==== MATERIALS PROVIDED

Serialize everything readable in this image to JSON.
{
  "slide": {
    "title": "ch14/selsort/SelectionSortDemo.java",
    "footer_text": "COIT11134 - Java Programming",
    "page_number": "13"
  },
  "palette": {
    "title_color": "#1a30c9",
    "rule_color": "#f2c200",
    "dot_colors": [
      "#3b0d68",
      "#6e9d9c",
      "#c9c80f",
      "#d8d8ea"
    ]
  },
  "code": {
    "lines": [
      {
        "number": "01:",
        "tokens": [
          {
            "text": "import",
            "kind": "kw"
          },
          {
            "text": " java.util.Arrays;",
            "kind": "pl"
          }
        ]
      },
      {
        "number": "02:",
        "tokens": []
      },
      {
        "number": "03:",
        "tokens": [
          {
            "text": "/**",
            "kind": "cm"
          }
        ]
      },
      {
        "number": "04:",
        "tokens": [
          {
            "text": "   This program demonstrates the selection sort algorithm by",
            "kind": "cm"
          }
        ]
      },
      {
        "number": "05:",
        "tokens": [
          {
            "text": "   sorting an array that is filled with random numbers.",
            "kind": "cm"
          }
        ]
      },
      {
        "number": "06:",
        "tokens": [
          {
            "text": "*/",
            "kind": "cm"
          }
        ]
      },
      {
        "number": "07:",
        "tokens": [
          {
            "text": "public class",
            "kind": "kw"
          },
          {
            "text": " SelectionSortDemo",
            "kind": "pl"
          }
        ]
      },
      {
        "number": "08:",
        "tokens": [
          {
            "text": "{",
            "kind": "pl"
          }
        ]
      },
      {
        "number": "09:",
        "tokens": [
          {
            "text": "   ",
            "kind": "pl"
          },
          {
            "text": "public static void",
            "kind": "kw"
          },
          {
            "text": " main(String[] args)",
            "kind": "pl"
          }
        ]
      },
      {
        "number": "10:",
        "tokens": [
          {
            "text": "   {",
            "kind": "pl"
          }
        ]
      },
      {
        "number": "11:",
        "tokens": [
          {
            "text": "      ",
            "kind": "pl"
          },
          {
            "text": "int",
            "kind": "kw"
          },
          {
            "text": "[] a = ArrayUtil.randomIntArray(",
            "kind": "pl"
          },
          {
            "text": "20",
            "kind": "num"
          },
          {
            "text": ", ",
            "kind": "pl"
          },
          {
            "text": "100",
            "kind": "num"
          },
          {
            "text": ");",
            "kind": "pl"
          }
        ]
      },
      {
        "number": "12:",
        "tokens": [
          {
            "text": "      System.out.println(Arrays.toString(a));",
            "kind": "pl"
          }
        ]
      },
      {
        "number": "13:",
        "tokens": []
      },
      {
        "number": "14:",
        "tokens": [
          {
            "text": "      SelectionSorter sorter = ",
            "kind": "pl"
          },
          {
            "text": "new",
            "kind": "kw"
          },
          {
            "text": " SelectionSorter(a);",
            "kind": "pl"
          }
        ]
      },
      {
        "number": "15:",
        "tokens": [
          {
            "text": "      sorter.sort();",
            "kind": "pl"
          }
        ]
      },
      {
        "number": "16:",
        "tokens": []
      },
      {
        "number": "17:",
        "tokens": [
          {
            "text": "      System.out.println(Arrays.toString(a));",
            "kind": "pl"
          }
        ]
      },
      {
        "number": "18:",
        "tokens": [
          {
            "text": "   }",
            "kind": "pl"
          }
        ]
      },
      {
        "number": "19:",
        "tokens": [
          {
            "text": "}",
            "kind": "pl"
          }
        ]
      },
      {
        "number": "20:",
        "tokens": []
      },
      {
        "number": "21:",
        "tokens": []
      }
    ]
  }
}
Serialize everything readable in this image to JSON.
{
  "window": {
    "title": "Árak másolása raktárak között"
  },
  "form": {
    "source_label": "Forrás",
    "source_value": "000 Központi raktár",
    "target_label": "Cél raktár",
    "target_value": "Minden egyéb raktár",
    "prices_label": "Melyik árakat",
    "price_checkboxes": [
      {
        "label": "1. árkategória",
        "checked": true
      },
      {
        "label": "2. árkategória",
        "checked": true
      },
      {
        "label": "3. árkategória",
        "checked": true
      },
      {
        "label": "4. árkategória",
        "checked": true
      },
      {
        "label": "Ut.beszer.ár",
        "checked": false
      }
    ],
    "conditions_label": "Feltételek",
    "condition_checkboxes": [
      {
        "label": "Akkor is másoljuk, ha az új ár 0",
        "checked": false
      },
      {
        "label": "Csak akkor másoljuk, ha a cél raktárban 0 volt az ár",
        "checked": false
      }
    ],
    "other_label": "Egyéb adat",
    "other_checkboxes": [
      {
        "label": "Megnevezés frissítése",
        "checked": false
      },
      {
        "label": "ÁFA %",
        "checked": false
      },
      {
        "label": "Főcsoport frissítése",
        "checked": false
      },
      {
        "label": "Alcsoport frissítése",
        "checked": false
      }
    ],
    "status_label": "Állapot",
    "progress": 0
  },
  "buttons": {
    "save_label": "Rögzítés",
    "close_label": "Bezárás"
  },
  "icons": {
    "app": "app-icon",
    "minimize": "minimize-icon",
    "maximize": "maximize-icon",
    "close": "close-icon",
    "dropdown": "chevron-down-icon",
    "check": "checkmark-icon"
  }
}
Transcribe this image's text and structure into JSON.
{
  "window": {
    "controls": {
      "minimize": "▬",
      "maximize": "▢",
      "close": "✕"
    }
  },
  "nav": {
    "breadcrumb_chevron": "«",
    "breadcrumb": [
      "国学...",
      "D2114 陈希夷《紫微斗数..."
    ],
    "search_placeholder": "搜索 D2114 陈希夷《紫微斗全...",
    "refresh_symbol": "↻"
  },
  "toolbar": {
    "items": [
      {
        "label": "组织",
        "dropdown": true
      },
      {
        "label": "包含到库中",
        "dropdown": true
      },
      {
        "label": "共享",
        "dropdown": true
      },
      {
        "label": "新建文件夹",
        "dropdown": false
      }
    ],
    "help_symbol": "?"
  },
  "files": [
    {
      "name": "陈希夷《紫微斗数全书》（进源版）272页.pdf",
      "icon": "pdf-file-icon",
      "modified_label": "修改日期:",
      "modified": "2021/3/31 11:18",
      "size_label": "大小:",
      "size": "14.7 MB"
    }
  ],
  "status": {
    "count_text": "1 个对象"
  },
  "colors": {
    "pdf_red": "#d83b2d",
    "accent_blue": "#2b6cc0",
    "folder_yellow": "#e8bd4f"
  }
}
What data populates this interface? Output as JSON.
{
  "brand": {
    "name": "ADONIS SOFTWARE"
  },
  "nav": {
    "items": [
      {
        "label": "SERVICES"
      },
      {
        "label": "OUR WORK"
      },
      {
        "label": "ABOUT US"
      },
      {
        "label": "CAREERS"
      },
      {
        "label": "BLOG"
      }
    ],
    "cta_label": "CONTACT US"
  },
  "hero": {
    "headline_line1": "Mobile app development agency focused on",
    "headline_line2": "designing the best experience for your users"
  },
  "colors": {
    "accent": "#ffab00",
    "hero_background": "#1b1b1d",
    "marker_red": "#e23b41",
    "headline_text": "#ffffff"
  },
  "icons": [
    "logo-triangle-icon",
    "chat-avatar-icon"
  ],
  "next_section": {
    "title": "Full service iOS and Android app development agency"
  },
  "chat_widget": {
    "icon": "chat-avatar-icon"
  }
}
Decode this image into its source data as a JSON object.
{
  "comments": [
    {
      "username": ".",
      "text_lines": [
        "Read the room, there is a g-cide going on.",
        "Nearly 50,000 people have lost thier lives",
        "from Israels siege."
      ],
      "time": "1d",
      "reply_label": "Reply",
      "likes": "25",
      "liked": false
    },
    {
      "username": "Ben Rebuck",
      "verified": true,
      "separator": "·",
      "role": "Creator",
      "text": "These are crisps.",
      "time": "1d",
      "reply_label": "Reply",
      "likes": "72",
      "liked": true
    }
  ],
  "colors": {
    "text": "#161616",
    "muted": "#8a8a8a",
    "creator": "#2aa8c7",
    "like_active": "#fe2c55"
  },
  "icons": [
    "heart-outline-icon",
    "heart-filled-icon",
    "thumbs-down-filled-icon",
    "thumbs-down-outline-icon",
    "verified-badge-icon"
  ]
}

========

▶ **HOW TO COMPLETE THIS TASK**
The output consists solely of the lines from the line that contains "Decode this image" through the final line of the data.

▶ **OUTPUT OF THE TASK**
Decode this image into its source data as a JSON object.
{
  "comments": [
    {
      "username": ".",
      "text_lines": [
        "Read the room, there is a g-cide going on.",
        "Nearly 50,000 people have lost thier lives",
        "from Israels siege."
      ],
      "time": "1d",
      "reply_label": "Reply",
      "likes": "25",
      "liked": false
    },
    {
      "username": "Ben Rebuck",
      "verified": true,
      "separator": "·",
      "role": "Creator",
      "text": "These are crisps.",
      "time": "1d",
      "reply_label": "Reply",
      "likes": "72",
      "liked": true
    }
  ],
  "colors": {
    "text": "#161616",
    "muted": "#8a8a8a",
    "creator": "#2aa8c7",
    "like_active": "#fe2c55"
  },
  "icons": [
    "heart-outline-icon",
    "heart-filled-icon",
    "thumbs-down-filled-icon",
    "thumbs-down-outline-icon",
    "verified-badge-icon"
  ]
}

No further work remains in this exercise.